Off the Map – Official Blog of FortiusOne • by Kevin Burke • 8 hours ago
Often I have had various GeoCommons users ask me, “How do I turn my excel spreadsheet data into proportional shapes like the map below?”
Before now I would have told these users that they would have to use complicated and expensive mapping software. This would allow users to combine spreadsheet data with the desired shapes that they want to view on their map.
I am now happy to announce that with GeoCommons you no longer have to rely on the ways of the past. Now FortiusOne has created the new feature of GeoJoin which allows you to move beyond points and easily visualize regions. Below is a walk-through of the process or click this link to view a video that will visually assist you.
First, I have a spreadsheet of data in excel. The data is of various States in the USA with a corresponding value associated with each State.
Now I want to take this data and visualize it proportionally as the actual shapes of the States on my map. So, after saving the excel spreadsheet as a csv file I then upload it into Finder!
After I upload the file I proceed to the next steps:
Pending layers list. Click Next.
In Step 2 of the upload process click “Join with a boundary dataset”. This is the step I choose to perform the GeoJoin process.

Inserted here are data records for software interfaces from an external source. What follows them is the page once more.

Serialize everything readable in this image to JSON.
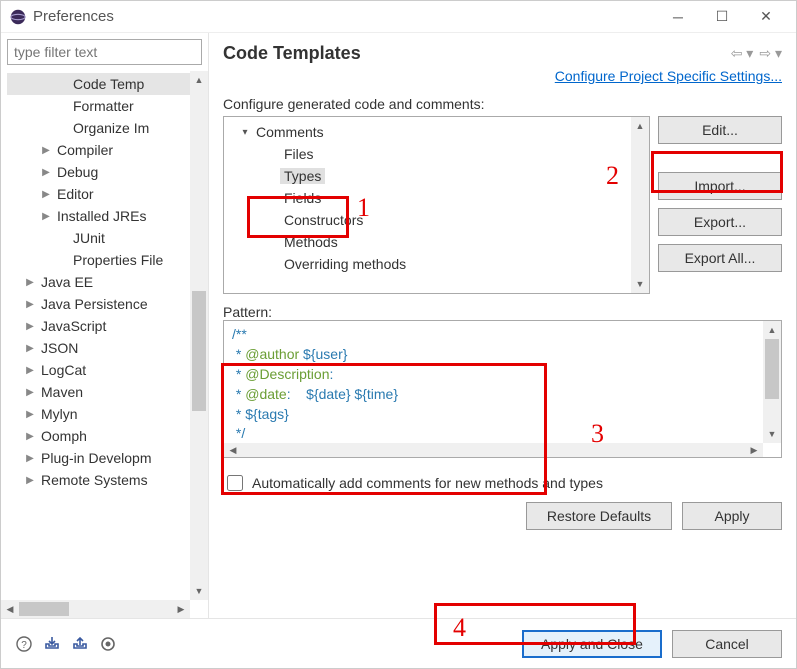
{
  "window": {
    "title": "Preferences"
  },
  "filter": {
    "placeholder": "type filter text"
  },
  "sidebar": {
    "items": [
      {
        "label": "Code Temp",
        "indent": 3,
        "arrow": "",
        "selected": true
      },
      {
        "label": "Formatter",
        "indent": 3,
        "arrow": ""
      },
      {
        "label": "Organize Im",
        "indent": 3,
        "arrow": ""
      },
      {
        "label": "Compiler",
        "indent": 2,
        "arrow": "▶"
      },
      {
        "label": "Debug",
        "indent": 2,
        "arrow": "▶"
      },
      {
        "label": "Editor",
        "indent": 2,
        "arrow": "▶"
      },
      {
        "label": "Installed JREs",
        "indent": 2,
        "arrow": "▶"
      },
      {
        "label": "JUnit",
        "indent": 3,
        "arrow": ""
      },
      {
        "label": "Properties File",
        "indent": 3,
        "arrow": ""
      },
      {
        "label": "Java EE",
        "indent": 1,
        "arrow": "▶"
      },
      {
        "label": "Java Persistence",
        "indent": 1,
        "arrow": "▶"
      },
      {
        "label": "JavaScript",
        "indent": 1,
        "arrow": "▶"
      },
      {
        "label": "JSON",
        "indent": 1,
        "arrow": "▶"
      },
      {
        "label": "LogCat",
        "indent": 1,
        "arrow": "▶"
      },
      {
        "label": "Maven",
        "indent": 1,
        "arrow": "▶"
      },
      {
        "label": "Mylyn",
        "indent": 1,
        "arrow": "▶"
      },
      {
        "label": "Oomph",
        "indent": 1,
        "arrow": "▶"
      },
      {
        "label": "Plug-in Developm",
        "indent": 1,
        "arrow": "▶"
      },
      {
        "label": "Remote Systems",
        "indent": 1,
        "arrow": "▶"
      }
    ]
  },
  "main": {
    "heading": "Code Templates",
    "config_link": "Configure Project Specific Settings...",
    "desc": "Configure generated code and comments:",
    "templates": [
      {
        "label": "Comments",
        "indent": 0,
        "arrow": "▾"
      },
      {
        "label": "Files",
        "indent": 1,
        "arrow": ""
      },
      {
        "label": "Types",
        "indent": 1,
        "arrow": "",
        "selected": true
      },
      {
        "label": "Fields",
        "indent": 1,
        "arrow": ""
      },
      {
        "label": "Constructors",
        "indent": 1,
        "arrow": ""
      },
      {
        "label": "Methods",
        "indent": 1,
        "arrow": ""
      },
      {
        "label": "Overriding methods",
        "indent": 1,
        "arrow": ""
      }
    ],
    "buttons": {
      "edit": "Edit...",
      "import": "Import...",
      "export": "Export...",
      "export_all": "Export All..."
    },
    "pattern_label": "Pattern:",
    "pattern": {
      "l1a": "/**",
      "l2a": " * ",
      "l2b": "@author",
      "l2c": " ${user}",
      "l3a": " * ",
      "l3b": "@Description",
      "l3c": ":",
      "l4a": " * ",
      "l4b": "@date",
      "l4c": ":    ${date} ${time}",
      "l5a": " * ${tags}",
      "l6a": " */"
    },
    "checkbox_label": "Automatically add comments for new methods and types",
    "restore": "Restore Defaults",
    "apply": "Apply"
  },
  "footer": {
    "apply_close": "Apply and Close",
    "cancel": "Cancel"
  },
  "annotations": {
    "n1": "1",
    "n2": "2",
    "n3": "3",
    "n4": "4"
  }
}
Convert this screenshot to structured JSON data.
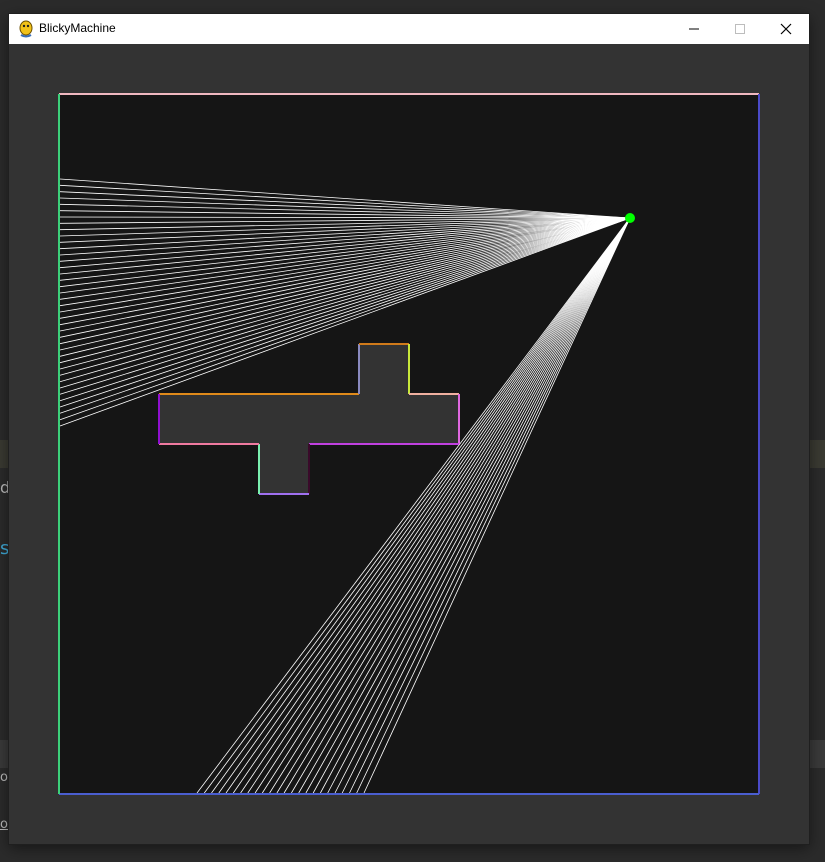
{
  "window": {
    "title": "BlickyMachine",
    "controls": {
      "minimize_icon": "minimize-icon",
      "maximize_icon": "maximize-icon",
      "close_icon": "close-icon"
    }
  },
  "background_fragments": [
    "d",
    "s",
    "or",
    "or"
  ],
  "colors": {
    "window_bg": "#333333",
    "arena_bg": "#151515",
    "ray": "#ffffff",
    "light_source": "#00ff00",
    "obstacle_fill": "#333333",
    "border_top": "#f0b8c0",
    "border_right": "#4a4ac8",
    "border_bottom": "#4a5ed0",
    "border_left": "#3cd07a"
  }
}
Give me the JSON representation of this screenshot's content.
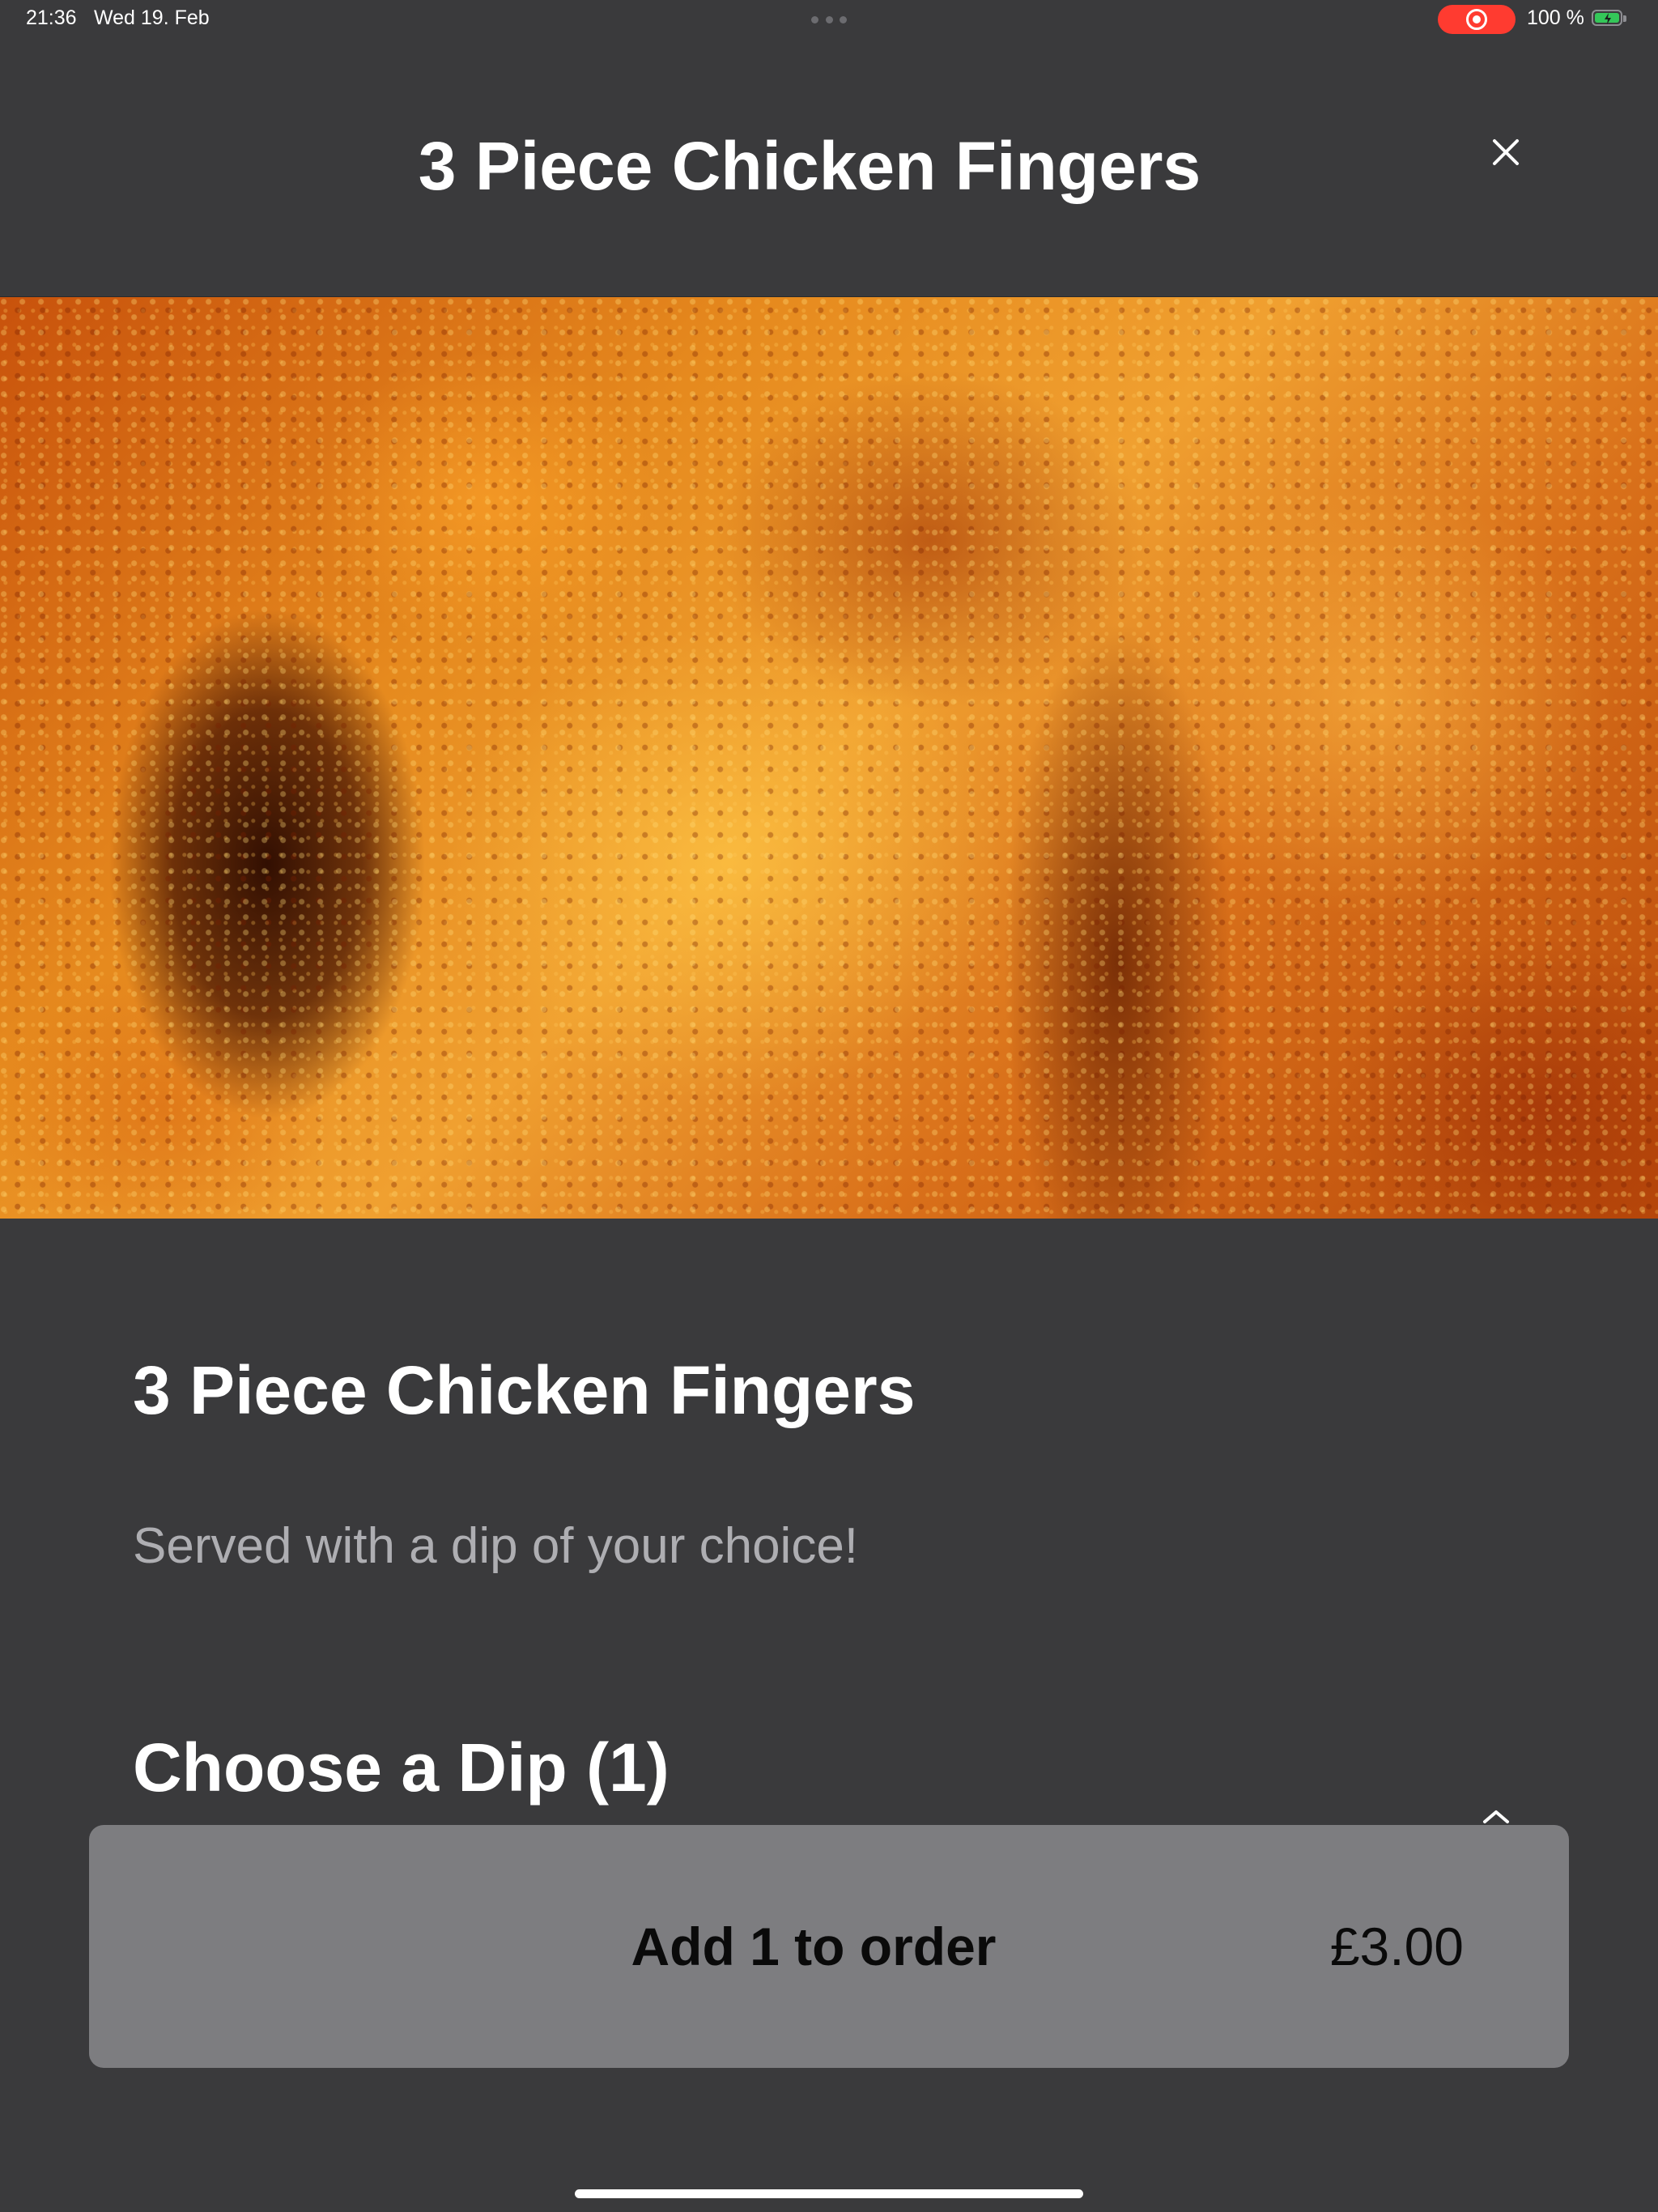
{
  "status_bar": {
    "time": "21:36",
    "date": "Wed 19. Feb",
    "battery_percent": "100 %",
    "battery_level": 1.0,
    "recording_indicator_color": "#ff3b30",
    "battery_fill_color": "#34c759"
  },
  "header": {
    "title": "3 Piece Chicken Fingers",
    "close_icon": "close-icon"
  },
  "hero": {
    "image": "fried-chicken-photo"
  },
  "item": {
    "name": "3 Piece Chicken Fingers",
    "description": "Served with a dip of your choice!"
  },
  "options": {
    "heading": "Choose a Dip (1)",
    "chevron_icon": "chevron-up-icon"
  },
  "order_button": {
    "label": "Add 1 to order",
    "price": "£3.00"
  },
  "colors": {
    "background": "#3a3a3c",
    "button_background": "#7d7d80",
    "description_text": "#aeaeb2"
  }
}
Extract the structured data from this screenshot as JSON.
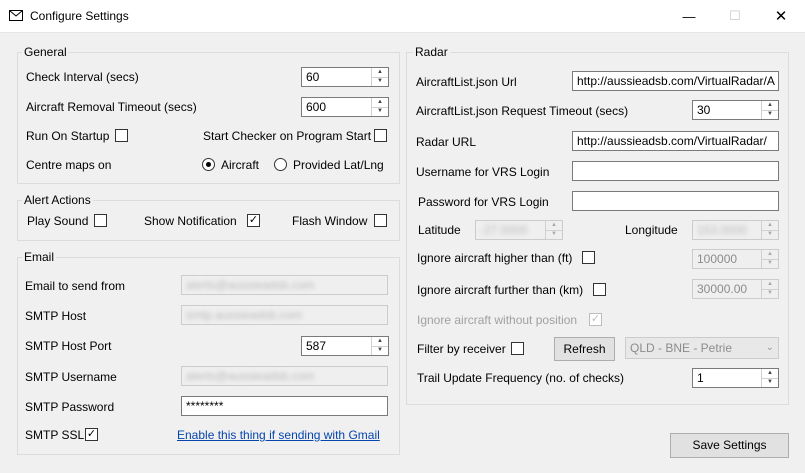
{
  "window": {
    "title": "Configure Settings",
    "minimize_glyph": "—",
    "maximize_glyph": "☐",
    "close_glyph": "✕"
  },
  "general": {
    "legend": "General",
    "check_interval_label": "Check Interval (secs)",
    "check_interval_value": "60",
    "removal_timeout_label": "Aircraft Removal Timeout (secs)",
    "removal_timeout_value": "600",
    "run_on_startup_label": "Run On Startup",
    "run_on_startup_checked": false,
    "start_checker_label": "Start Checker on Program Start",
    "start_checker_checked": false,
    "centre_maps_label": "Centre maps on",
    "radio_aircraft_label": "Aircraft",
    "radio_provided_label": "Provided Lat/Lng",
    "centre_selected": "Aircraft"
  },
  "alert_actions": {
    "legend": "Alert Actions",
    "play_sound_label": "Play Sound",
    "play_sound_checked": false,
    "show_notification_label": "Show Notification",
    "show_notification_checked": true,
    "flash_window_label": "Flash Window",
    "flash_window_checked": false
  },
  "email": {
    "legend": "Email",
    "send_from_label": "Email to send from",
    "send_from_value": "alerts@aussieadsb.com",
    "smtp_host_label": "SMTP Host",
    "smtp_host_value": "smtp.aussieadsb.com",
    "smtp_port_label": "SMTP Host Port",
    "smtp_port_value": "587",
    "smtp_username_label": "SMTP Username",
    "smtp_username_value": "alerts@aussieadsb.com",
    "smtp_password_label": "SMTP Password",
    "smtp_password_value": "********",
    "smtp_ssl_label": "SMTP SSL",
    "smtp_ssl_checked": true,
    "gmail_link": "Enable this thing if sending with Gmail"
  },
  "radar": {
    "legend": "Radar",
    "aircraftlist_url_label": "AircraftList.json Url",
    "aircraftlist_url_value": "http://aussieadsb.com/VirtualRadar/A",
    "request_timeout_label": "AircraftList.json Request Timeout (secs)",
    "request_timeout_value": "30",
    "radar_url_label": "Radar URL",
    "radar_url_value": "http://aussieadsb.com/VirtualRadar/",
    "vrs_username_label": "Username for VRS Login",
    "vrs_username_value": "",
    "vrs_password_label": "Password for VRS Login",
    "vrs_password_value": "",
    "latitude_label": "Latitude",
    "latitude_value": "-27.0000",
    "longitude_label": "Longitude",
    "longitude_value": "153.0000",
    "ignore_higher_label": "Ignore aircraft higher than (ft)",
    "ignore_higher_checked": false,
    "ignore_higher_value": "100000",
    "ignore_further_label": "Ignore aircraft further than (km)",
    "ignore_further_checked": false,
    "ignore_further_value": "30000.00",
    "ignore_without_position_label": "Ignore aircraft without position",
    "ignore_without_position_checked": true,
    "filter_receiver_label": "Filter by receiver",
    "filter_receiver_checked": false,
    "refresh_label": "Refresh",
    "receiver_selected": "QLD - BNE - Petrie",
    "trail_update_label": "Trail Update Frequency (no. of checks)",
    "trail_update_value": "1"
  },
  "save_label": "Save Settings",
  "glyphs": {
    "check": "✓",
    "spin_up": "▲",
    "spin_down": "▼",
    "dropdown": "⌄"
  }
}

The next part of step 2 allows me to search the Finder! database to find the appropriate boundary dataset to join to the data in my excel spreadsheet. In this case I want to find a boundary dataset of States in the USA. I can either search for the right boundary dataset by searching in the search bar or I can use the categories on the left hand side of the page to navigate to the appropriate dataset.
After the appropriate boundary dataset is chosen, my next step is to choose what attributes in the datasets I want to join together. In this case I’m matching ‘state’ from my data with ‘State name’ in the selected layer. I pay close attention to the message on the right hand side of the box to see how successful my GeoJoin match is.
I proceed through the rest of the upload steps of review, describe, and then map. When making a map in Maker! I choose to map by visual theme and can now view my map proportionally as it appears below.
GeoJoin is a great new feature of GeoCommons. To see a listing of what boundary datasets are available in Finder search ‘referenceboundary’ in the search bar on the Finder! homepage. There is a wide range from international borders to neighborhood boundaries of cities in the USA. Check it out and start GeoJoining today.